    Thank you for this and keep in that way!!!

    Congratulations for the blog and greetings

  5. Hello from Spain!! This is a great blog. You have discovered many things of Cambodia that i didn’t know.

    Thank you for this and keep in that way!!!

    Congratulations for the blog.


  6. Hello from Japan! Perhaps I was as glad to see the National Road 6 marker as you were at the time. Probably not though 🙂 I’ve actually been looking quite a while for a picture of such a marker so I have a better idea of the shape around the number. This will greatly help my ongoing project to locate, research, travel to and photograph the world’s roads named “42,” found on my webpage linked above. I suspect Cambodia’s 42 is unmarked, since different maps put it in different places. It branches off Road 4 from somewhere, though. Anyhow, I’ve enjoyed reading of your adventures so far!


  7. Hi… I came across your blog while searching for Cambodia information. I plan to go to Cambodia next month but I’m confused about the currency. I heard they use both USD and riel. Is that true? And I came across a site which we can apply visa online http://evisa.mfaic.gov.kh/ I wonder it is secure and reliable? Please guide.. Thanks..

  8. Hy from Italy, I’m planning a trip in Cambodia for March, I would like to know if (and where) you have rent the Motorbike. Do you think it’s good to ride one Motorbike in two (my friend do not have driving license), choosing safe roads…

  9. Wow, such a wonderful experience. I hope join you in one of such trip.

  10. Hey Stefan,

    I came across your website and have followed through your adventurous trip throughout Cambodian countryside. I was born in Cambodia and currently living in Canada since 1980s. Based on the description of your trip, I believed ½ way en route from Kampong Chhnang to Kompong Thom was my escape route in early 1977 during the killing fields. It ‘s a déjà vu for me when viewing your photographs. What a fantastic website you are doing here. It’s really interesting to read. I missed the countryside landscape of Cambodia. Good job Stefan


  11. Hi Wayne,
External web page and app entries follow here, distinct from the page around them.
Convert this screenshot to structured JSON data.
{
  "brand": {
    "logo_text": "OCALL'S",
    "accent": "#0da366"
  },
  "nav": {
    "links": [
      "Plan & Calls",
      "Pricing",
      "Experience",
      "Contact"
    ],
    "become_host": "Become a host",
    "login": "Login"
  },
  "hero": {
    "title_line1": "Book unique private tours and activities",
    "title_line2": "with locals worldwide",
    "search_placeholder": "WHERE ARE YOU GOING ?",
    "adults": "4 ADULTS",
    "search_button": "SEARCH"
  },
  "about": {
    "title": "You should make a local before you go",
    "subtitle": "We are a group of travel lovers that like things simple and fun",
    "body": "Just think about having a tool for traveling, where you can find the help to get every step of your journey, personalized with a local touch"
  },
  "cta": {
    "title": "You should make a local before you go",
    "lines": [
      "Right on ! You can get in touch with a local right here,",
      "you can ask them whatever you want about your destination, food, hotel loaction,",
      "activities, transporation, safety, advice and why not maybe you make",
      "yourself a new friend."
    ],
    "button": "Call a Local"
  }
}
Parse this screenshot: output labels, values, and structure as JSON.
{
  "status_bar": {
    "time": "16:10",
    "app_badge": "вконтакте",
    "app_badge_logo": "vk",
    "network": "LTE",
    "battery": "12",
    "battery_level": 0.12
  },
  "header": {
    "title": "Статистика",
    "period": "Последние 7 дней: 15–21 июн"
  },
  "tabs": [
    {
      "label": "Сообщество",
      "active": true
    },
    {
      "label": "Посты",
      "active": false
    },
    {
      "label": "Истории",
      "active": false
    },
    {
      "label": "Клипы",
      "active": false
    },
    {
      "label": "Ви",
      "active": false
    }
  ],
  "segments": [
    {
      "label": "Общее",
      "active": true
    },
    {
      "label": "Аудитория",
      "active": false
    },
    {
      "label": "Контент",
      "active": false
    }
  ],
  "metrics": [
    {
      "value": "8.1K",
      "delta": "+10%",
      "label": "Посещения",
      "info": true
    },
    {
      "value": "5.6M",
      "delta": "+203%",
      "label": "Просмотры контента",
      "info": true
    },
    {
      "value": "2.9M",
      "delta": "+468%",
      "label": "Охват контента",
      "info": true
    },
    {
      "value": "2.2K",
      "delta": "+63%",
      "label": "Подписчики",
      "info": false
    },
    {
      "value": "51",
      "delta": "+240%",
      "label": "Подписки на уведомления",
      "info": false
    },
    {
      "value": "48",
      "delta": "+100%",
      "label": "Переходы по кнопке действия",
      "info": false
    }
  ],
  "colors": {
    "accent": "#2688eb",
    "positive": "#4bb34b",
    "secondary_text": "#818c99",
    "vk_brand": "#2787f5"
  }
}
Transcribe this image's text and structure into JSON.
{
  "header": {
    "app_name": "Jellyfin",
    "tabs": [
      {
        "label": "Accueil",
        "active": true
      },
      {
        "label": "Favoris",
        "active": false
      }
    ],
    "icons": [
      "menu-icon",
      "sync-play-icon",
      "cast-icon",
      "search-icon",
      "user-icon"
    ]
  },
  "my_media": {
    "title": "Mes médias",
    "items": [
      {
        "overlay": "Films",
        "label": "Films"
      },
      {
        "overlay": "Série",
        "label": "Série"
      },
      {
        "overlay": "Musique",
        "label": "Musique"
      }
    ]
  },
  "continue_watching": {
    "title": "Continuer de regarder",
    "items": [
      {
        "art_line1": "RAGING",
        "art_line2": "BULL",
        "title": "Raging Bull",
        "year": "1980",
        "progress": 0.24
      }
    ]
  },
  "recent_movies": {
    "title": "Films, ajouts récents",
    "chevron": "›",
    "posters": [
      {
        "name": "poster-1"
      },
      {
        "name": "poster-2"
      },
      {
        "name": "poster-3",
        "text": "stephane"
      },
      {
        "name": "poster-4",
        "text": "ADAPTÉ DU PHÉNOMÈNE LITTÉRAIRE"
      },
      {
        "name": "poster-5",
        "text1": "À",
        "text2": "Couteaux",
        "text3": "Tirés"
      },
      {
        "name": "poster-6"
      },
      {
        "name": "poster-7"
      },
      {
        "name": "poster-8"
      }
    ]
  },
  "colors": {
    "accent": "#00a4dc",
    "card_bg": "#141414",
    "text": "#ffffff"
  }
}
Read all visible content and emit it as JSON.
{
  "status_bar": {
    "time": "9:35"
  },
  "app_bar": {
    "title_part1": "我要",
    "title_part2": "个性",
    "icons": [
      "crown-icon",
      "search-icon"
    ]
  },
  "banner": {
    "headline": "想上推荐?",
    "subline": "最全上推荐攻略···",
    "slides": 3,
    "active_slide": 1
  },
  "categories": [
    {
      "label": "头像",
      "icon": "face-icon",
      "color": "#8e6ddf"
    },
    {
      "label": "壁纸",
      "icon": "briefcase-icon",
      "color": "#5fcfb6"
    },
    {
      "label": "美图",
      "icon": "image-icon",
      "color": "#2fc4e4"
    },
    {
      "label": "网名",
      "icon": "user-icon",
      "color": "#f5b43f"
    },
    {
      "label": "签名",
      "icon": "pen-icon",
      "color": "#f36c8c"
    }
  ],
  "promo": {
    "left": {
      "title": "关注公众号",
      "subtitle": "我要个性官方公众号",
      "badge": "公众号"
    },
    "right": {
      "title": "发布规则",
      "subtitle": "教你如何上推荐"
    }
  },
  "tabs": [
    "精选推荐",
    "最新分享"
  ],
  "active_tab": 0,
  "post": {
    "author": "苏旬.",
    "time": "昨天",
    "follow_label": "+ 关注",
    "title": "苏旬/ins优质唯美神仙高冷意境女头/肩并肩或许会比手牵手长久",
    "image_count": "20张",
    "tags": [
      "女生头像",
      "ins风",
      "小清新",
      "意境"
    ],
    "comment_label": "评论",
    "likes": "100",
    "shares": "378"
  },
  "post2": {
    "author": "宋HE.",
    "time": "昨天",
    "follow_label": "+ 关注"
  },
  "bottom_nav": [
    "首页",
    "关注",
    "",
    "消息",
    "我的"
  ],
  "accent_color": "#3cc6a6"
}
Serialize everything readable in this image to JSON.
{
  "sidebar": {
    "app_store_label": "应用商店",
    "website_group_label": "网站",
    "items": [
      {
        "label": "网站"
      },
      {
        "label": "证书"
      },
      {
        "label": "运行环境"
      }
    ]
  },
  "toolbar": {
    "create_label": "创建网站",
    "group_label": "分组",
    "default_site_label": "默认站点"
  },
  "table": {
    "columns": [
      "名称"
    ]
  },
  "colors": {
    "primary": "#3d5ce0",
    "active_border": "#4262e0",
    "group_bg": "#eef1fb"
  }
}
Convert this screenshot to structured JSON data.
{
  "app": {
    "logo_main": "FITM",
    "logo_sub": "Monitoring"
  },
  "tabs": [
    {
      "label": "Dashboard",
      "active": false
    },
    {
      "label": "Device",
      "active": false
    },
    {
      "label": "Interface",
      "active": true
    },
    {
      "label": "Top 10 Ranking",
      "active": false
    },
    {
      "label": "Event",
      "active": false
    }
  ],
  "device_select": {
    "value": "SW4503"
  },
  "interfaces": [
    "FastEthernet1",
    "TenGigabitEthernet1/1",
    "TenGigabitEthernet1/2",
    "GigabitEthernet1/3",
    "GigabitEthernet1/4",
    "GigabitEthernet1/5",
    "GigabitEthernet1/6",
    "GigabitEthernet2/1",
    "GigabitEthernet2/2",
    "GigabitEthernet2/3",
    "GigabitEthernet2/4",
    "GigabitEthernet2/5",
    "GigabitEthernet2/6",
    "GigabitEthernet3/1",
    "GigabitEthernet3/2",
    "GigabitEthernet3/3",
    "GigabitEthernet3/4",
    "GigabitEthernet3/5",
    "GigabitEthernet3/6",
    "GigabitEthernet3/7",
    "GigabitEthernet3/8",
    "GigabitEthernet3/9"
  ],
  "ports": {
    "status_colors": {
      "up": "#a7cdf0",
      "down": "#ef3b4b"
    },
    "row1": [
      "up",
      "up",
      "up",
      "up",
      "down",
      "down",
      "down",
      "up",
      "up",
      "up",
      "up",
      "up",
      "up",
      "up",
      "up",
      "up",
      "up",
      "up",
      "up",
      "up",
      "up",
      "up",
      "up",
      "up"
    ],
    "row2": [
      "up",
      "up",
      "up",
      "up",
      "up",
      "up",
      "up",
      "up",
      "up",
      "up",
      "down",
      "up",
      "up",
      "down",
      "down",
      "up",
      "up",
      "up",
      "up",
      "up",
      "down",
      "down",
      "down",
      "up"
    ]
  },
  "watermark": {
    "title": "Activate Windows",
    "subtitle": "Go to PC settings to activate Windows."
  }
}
    Many thanks for your kind words. It gave me a shiver to read that this track was your escape route. I am glad you made it!

    Hope to meet in person one day, probably in Cambodia.

    Be well,

Leave a Reply